_Available data_:
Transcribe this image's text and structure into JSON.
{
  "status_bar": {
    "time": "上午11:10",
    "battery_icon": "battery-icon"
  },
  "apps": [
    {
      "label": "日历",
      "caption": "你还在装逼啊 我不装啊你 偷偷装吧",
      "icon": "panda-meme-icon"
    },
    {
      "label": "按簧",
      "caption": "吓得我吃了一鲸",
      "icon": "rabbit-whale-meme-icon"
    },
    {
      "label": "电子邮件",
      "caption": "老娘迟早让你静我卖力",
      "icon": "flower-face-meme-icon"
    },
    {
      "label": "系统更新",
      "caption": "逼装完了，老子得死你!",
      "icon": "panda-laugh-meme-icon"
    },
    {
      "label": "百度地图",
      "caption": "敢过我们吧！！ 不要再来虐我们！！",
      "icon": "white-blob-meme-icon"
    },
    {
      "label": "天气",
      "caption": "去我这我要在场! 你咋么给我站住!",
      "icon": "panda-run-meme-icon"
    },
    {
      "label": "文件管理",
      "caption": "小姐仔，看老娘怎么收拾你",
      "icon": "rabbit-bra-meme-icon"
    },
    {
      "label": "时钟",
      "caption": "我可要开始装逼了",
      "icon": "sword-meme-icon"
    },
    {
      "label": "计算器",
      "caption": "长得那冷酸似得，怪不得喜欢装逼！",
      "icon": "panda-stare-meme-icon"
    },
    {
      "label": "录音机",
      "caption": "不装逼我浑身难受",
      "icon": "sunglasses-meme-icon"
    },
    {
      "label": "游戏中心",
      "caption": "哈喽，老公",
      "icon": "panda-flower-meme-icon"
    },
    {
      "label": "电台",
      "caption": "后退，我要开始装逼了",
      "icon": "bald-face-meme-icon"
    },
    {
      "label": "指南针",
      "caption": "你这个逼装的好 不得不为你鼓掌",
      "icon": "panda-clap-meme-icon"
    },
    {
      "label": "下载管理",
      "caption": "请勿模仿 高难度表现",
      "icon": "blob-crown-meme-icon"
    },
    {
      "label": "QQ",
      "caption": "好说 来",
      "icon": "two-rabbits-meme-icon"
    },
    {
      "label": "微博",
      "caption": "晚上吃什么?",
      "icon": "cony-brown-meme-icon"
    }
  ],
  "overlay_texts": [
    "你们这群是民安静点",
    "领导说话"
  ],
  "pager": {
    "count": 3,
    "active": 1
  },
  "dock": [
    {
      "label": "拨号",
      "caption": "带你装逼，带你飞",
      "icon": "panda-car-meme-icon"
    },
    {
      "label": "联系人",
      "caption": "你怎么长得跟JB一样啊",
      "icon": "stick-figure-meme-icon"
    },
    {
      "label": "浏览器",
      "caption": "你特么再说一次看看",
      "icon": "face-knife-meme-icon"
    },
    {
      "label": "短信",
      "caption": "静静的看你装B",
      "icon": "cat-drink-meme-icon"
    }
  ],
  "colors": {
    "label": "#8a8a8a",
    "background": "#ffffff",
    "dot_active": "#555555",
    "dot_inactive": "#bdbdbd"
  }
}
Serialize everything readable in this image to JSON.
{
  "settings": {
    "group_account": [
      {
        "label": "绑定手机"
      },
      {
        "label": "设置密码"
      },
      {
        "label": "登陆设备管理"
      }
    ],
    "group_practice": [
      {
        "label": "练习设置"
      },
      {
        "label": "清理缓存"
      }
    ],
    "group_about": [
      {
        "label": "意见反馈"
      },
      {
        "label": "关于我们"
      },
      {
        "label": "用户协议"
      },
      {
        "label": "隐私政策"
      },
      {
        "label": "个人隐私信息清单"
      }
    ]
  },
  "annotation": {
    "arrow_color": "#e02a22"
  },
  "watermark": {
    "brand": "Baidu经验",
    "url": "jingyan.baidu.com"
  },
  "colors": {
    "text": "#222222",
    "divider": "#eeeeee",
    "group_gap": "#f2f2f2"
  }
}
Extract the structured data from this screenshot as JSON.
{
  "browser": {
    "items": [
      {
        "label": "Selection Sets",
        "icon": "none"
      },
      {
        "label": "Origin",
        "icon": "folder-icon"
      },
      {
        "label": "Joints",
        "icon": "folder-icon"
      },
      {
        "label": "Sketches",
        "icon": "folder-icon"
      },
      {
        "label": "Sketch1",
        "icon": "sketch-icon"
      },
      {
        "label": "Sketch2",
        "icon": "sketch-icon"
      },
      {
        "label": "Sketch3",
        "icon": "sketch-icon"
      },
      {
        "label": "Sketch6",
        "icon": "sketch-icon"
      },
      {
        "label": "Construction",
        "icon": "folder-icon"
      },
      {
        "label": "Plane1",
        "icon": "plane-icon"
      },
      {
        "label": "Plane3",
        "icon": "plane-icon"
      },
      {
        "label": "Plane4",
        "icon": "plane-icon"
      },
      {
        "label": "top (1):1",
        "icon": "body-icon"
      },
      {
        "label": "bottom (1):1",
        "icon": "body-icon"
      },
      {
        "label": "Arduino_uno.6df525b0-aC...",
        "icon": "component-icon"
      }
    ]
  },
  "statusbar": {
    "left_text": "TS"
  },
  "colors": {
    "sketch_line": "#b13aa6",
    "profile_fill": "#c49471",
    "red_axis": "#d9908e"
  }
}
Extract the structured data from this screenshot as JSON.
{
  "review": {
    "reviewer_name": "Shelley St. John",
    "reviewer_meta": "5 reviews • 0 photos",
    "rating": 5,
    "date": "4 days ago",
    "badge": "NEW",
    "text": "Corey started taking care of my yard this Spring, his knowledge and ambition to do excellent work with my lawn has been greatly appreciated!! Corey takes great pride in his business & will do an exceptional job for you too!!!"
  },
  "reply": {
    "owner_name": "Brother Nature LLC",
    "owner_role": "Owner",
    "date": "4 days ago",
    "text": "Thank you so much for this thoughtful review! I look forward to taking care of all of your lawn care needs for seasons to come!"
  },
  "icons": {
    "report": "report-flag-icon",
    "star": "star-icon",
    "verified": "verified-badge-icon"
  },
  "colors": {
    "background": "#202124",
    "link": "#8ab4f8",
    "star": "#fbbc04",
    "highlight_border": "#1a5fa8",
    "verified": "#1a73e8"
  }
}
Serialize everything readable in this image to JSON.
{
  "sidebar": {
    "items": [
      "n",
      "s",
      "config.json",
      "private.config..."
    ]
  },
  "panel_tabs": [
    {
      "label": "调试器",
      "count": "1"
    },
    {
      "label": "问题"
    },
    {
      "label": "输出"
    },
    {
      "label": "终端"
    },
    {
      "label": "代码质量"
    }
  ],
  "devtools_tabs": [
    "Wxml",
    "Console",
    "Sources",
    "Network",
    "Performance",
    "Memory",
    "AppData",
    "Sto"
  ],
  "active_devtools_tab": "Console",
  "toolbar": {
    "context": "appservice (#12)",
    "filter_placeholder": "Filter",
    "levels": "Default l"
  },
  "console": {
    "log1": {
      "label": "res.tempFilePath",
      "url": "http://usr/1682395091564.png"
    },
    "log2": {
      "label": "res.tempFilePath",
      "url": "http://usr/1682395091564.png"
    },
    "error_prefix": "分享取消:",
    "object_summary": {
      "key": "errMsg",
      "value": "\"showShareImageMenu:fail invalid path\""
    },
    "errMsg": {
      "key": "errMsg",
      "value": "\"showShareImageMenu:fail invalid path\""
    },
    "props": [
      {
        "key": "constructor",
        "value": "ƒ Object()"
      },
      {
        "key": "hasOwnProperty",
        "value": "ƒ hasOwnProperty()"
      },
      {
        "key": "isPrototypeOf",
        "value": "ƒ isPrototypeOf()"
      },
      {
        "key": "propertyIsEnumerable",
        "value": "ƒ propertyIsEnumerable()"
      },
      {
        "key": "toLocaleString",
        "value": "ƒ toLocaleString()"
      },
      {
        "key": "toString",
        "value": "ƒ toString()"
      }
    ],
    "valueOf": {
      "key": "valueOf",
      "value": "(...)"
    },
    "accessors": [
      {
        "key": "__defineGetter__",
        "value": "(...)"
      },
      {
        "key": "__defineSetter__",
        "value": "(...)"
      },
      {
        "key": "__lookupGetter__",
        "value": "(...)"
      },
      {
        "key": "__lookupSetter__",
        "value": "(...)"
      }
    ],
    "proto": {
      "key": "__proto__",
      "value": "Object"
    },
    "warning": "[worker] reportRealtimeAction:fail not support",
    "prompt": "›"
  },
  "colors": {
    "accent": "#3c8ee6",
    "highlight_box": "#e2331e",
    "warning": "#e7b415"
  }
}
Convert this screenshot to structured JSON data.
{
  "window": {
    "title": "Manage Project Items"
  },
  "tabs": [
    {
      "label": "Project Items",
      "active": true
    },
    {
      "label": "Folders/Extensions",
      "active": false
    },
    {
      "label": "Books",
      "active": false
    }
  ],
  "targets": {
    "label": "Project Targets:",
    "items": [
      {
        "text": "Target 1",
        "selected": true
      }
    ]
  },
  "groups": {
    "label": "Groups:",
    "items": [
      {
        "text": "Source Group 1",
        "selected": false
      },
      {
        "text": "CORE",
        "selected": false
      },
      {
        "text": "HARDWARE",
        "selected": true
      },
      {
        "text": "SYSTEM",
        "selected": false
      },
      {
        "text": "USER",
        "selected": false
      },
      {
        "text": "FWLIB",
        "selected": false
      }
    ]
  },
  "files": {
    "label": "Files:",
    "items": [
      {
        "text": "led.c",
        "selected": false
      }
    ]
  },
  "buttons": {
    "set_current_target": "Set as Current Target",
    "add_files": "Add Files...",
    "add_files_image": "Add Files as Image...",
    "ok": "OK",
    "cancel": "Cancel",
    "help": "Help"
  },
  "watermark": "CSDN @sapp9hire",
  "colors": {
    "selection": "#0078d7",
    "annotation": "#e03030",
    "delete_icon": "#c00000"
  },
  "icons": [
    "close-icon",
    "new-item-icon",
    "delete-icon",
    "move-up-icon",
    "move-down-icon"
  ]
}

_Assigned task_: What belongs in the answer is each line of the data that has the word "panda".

_Task response_:
      "icon": "panda-meme-icon"
      "icon": "panda-laugh-meme-icon"
      "icon": "panda-run-meme-icon"
      "icon": "panda-stare-meme-icon"
      "icon": "panda-flower-meme-icon"
      "icon": "panda-clap-meme-icon"
      "icon": "panda-car-meme-icon"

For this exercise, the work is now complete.